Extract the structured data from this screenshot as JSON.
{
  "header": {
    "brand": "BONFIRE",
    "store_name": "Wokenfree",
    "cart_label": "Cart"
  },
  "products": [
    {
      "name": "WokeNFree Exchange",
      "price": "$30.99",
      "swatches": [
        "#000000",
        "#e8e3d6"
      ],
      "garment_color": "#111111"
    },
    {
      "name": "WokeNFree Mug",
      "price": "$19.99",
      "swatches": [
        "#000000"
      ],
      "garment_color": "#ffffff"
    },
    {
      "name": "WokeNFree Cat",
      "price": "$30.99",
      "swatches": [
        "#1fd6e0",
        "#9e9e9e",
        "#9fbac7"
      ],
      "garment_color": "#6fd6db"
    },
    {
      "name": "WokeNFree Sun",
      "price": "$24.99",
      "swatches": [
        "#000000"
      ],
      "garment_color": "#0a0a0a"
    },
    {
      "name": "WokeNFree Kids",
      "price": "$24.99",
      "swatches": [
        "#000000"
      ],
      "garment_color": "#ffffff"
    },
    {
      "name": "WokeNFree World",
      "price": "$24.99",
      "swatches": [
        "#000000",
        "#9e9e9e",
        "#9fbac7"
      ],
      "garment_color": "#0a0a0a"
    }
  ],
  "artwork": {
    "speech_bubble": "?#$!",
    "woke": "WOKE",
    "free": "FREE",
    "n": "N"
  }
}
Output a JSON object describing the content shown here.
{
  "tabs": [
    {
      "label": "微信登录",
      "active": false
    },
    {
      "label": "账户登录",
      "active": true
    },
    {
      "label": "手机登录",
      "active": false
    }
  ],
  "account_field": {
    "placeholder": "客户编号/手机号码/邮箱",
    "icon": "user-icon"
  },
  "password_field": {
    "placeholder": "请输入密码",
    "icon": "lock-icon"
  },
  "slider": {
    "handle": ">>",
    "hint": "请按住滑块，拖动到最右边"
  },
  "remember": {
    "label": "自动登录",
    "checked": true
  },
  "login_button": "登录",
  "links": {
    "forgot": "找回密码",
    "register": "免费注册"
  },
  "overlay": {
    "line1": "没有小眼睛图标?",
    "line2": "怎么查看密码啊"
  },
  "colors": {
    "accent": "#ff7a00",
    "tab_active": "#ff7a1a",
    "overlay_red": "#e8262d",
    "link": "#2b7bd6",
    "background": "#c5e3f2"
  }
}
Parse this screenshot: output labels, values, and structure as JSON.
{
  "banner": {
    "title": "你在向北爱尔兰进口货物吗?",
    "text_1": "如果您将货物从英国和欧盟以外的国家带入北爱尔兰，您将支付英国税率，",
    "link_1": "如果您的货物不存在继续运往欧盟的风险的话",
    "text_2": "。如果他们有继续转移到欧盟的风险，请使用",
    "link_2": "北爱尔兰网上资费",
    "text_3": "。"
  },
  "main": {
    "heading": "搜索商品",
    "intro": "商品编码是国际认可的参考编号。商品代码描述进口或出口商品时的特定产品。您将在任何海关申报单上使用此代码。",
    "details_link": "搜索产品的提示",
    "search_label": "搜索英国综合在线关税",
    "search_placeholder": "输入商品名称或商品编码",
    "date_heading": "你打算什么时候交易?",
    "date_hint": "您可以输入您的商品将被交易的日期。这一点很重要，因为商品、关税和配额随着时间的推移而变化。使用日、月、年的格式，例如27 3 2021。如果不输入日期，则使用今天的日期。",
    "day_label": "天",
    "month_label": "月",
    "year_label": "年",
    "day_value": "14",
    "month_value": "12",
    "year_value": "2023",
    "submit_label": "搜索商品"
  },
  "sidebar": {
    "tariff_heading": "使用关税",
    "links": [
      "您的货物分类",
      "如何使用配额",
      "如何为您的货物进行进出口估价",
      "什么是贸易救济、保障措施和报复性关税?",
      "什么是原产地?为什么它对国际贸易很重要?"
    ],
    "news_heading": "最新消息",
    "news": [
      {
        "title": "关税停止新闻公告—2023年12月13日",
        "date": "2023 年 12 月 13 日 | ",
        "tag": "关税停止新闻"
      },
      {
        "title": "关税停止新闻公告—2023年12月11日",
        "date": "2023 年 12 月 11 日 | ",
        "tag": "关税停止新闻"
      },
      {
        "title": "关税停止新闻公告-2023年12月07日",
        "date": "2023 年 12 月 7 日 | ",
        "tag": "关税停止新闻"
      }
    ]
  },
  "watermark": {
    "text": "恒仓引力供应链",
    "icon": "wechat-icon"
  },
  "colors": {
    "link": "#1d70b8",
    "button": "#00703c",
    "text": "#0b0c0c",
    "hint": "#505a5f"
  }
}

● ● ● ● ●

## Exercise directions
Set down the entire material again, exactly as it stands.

## Written response
Extract the structured data from this screenshot as JSON.
{
  "header": {
    "brand": "BONFIRE",
    "store_name": "Wokenfree",
    "cart_label": "Cart"
  },
  "products": [
    {
      "name": "WokeNFree Exchange",
      "price": "$30.99",
      "swatches": [
        "#000000",
        "#e8e3d6"
      ],
      "garment_color": "#111111"
    },
    {
      "name": "WokeNFree Mug",
      "price": "$19.99",
      "swatches": [
        "#000000"
      ],
      "garment_color": "#ffffff"
    },
    {
      "name": "WokeNFree Cat",
      "price": "$30.99",
      "swatches": [
        "#1fd6e0",
        "#9e9e9e",
        "#9fbac7"
      ],
      "garment_color": "#6fd6db"
    },
    {
      "name": "WokeNFree Sun",
      "price": "$24.99",
      "swatches": [
        "#000000"
      ],
      "garment_color": "#0a0a0a"
    },
    {
      "name": "WokeNFree Kids",
      "price": "$24.99",
      "swatches": [
        "#000000"
      ],
      "garment_color": "#ffffff"
    },
    {
      "name": "WokeNFree World",
      "price": "$24.99",
      "swatches": [
        "#000000",
        "#9e9e9e",
        "#9fbac7"
      ],
      "garment_color": "#0a0a0a"
    }
  ],
  "artwork": {
    "speech_bubble": "?#$!",
    "woke": "WOKE",
    "free": "FREE",
    "n": "N"
  }
}
Output a JSON object describing the content shown here.
{
  "tabs": [
    {
      "label": "微信登录",
      "active": false
    },
    {
      "label": "账户登录",
      "active": true
    },
    {
      "label": "手机登录",
      "active": false
    }
  ],
  "account_field": {
    "placeholder": "客户编号/手机号码/邮箱",
    "icon": "user-icon"
  },
  "password_field": {
    "placeholder": "请输入密码",
    "icon": "lock-icon"
  },
  "slider": {
    "handle": ">>",
    "hint": "请按住滑块，拖动到最右边"
  },
  "remember": {
    "label": "自动登录",
    "checked": true
  },
  "login_button": "登录",
  "links": {
    "forgot": "找回密码",
    "register": "免费注册"
  },
  "overlay": {
    "line1": "没有小眼睛图标?",
    "line2": "怎么查看密码啊"
  },
  "colors": {
    "accent": "#ff7a00",
    "tab_active": "#ff7a1a",
    "overlay_red": "#e8262d",
    "link": "#2b7bd6",
    "background": "#c5e3f2"
  }
}
Parse this screenshot: output labels, values, and structure as JSON.
{
  "banner": {
    "title": "你在向北爱尔兰进口货物吗?",
    "text_1": "如果您将货物从英国和欧盟以外的国家带入北爱尔兰，您将支付英国税率，",
    "link_1": "如果您的货物不存在继续运往欧盟的风险的话",
    "text_2": "。如果他们有继续转移到欧盟的风险，请使用",
    "link_2": "北爱尔兰网上资费",
    "text_3": "。"
  },
  "main": {
    "heading": "搜索商品",
    "intro": "商品编码是国际认可的参考编号。商品代码描述进口或出口商品时的特定产品。您将在任何海关申报单上使用此代码。",
    "details_link": "搜索产品的提示",
    "search_label": "搜索英国综合在线关税",
    "search_placeholder": "输入商品名称或商品编码",
    "date_heading": "你打算什么时候交易?",
    "date_hint": "您可以输入您的商品将被交易的日期。这一点很重要，因为商品、关税和配额随着时间的推移而变化。使用日、月、年的格式，例如27 3 2021。如果不输入日期，则使用今天的日期。",
    "day_label": "天",
    "month_label": "月",
    "year_label": "年",
    "day_value": "14",
    "month_value": "12",
    "year_value": "2023",
    "submit_label": "搜索商品"
  },
  "sidebar": {
    "tariff_heading": "使用关税",
    "links": [
      "您的货物分类",
      "如何使用配额",
      "如何为您的货物进行进出口估价",
      "什么是贸易救济、保障措施和报复性关税?",
      "什么是原产地?为什么它对国际贸易很重要?"
    ],
    "news_heading": "最新消息",
    "news": [
      {
        "title": "关税停止新闻公告—2023年12月13日",
        "date": "2023 年 12 月 13 日 | ",
        "tag": "关税停止新闻"
      },
      {
        "title": "关税停止新闻公告—2023年12月11日",
        "date": "2023 年 12 月 11 日 | ",
        "tag": "关税停止新闻"
      },
      {
        "title": "关税停止新闻公告-2023年12月07日",
        "date": "2023 年 12 月 7 日 | ",
        "tag": "关税停止新闻"
      }
    ]
  },
  "watermark": {
    "text": "恒仓引力供应链",
    "icon": "wechat-icon"
  },
  "colors": {
    "link": "#1d70b8",
    "button": "#00703c",
    "text": "#0b0c0c",
    "hint": "#505a5f"
  }
}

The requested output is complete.